It's important to remind ourselves that any superpowers described in the Bible are quite different than the superpowers imagined as part of the hugely popular DC and Marvel Comics Universes. The musclebound fictional superheroes of these comics all operate according to powers inherent in them and controlled by them. The real-life superheroes of the Bible, though, all operated according to powers belonging solely to God and controlled by God, meaning that these men and women might've appeared as scrawny, humble types of no seeming consequence. But the vast army of superheroes in the Bible did things of great consequence, and were able to do so because of God's great power at work in or through them  whether it was Moses calling up cascades of water from desert rocks, or Elijah calling down devouring flames from the sky, or Daniel sleeping unharmed among hungry lions. God's superpowers at work in God's humble servants made mighty heroes of them all. Just check out Hebrews, chapter 11 for a list of what they achieved through faith in a great God of incalculable power!

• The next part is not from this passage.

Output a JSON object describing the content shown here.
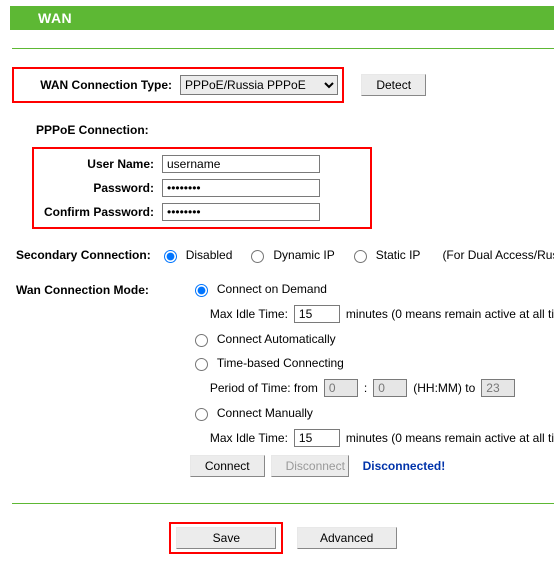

But there is one superhero in the Bible whose superpower from God is often forgotten when celebrating the Heroes of the Faith, and it is this superpower that seems so appealing to me. The hero's name is Ezekiel, and his superpower is truly the stuff of legends. The Marvel Comic Universe wouldn't have created the indestructible Wolverine or the awesome power of Ultron if it weren't for this great power. I speak of the mythical adamant stone, from which is derived the fictional alloy of adamantium. Because God knew that Ezekiel would face great opposition due to the harsh and disappointing nature of the message God gave him to deliver to His people, God transformed Ezekiel's forehead into adamant stone, the hardest substance in all the earth. "Like adamant stone, harder than flint, I have made your forehead; do not be afraid of them, nor be dismayed at their looks, though they are a rebellious house" (Ezekiel 3:9, NKJV). Other translations use the word "emery" or "flint" due to the unfamiliarity of the archaic term "adamant," but I prefer the strong and illustrative connotations of the adamant stone.

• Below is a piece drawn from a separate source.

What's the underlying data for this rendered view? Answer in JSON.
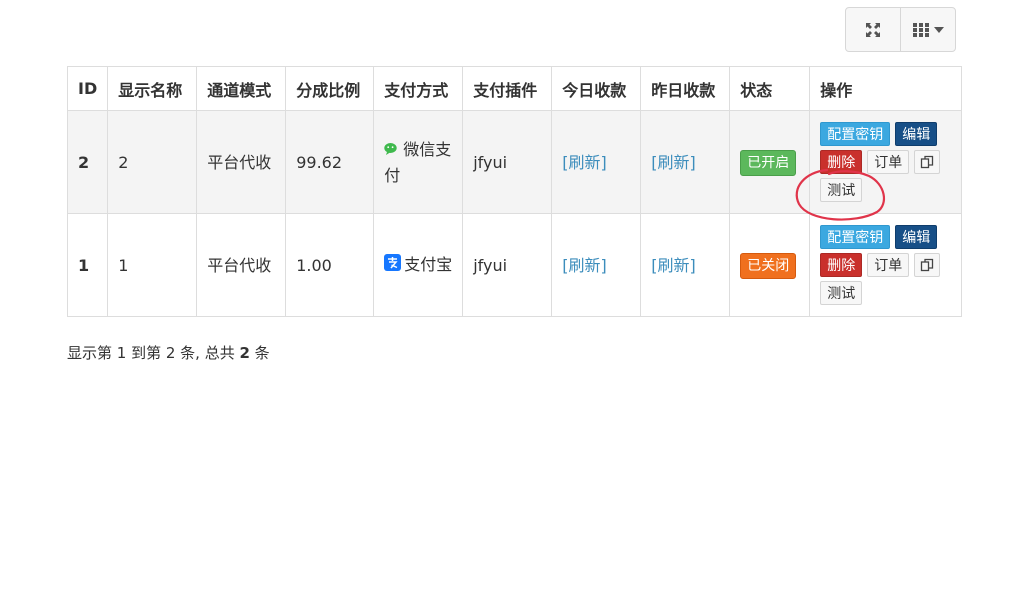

To us today, the word "adamant" is a descriptive word rather than an object. It means to be firm and unyielding, resolute and determined. A person who is adamant will not give in to anything. But before it was an adjective, "adamant" was a noun: a legendary stone of impenetrable hardness, its root meanings including untamable, unconquerable and unyielding. The Greek word adamas, from which it is derived, meant unbreakable or invincible. To have a forehead of adamant stone would enable a person to withstand anything that came against it, any opposition, any conflict, any warfare. (No wonder Marvel Comics latched onto it!) It is such meanings that give the word such force and make it such an excellent choice for the translators of Ezekiel's story. Ezekiel, with his super-powerful forehead of adamant stone, had been called by God to be unyielding and unwavering in the face of forceful opposition!

Ah, but of course, this is all meant to be understood in a figurative sense, and would be more accurately understood as God giving Ezekiel a resilient spirit in the face of stiff resistance, but I still love the graphic language God used to describe His equipping of His prophet Ezekiel. And it's a superpower from God that I often long for in the face of the many challenges life throws at me.

I think all of us would benefit from asking God for a forehead of adamant stone, so long as we used it wisely. I would want to use it to express my determination to trust God no matter what! But it's important to remember that it is only meant for those who are facing great resistance or strong opposition. Do I want that? Deep down, I suspect I have no choice if I want to follow Jesus. Following Jesus means entering a spiritual battle for which we need to be heavily armed with spiritual weapons that reflect God's divine enablement and protection. So I'm simply saying that having a superstrong forehead of adamant stone that reflects an unyielding, unshakable and absolutely indestructible faith in God is among my God-given superpowers of choice.

© 2016 by Ken Peters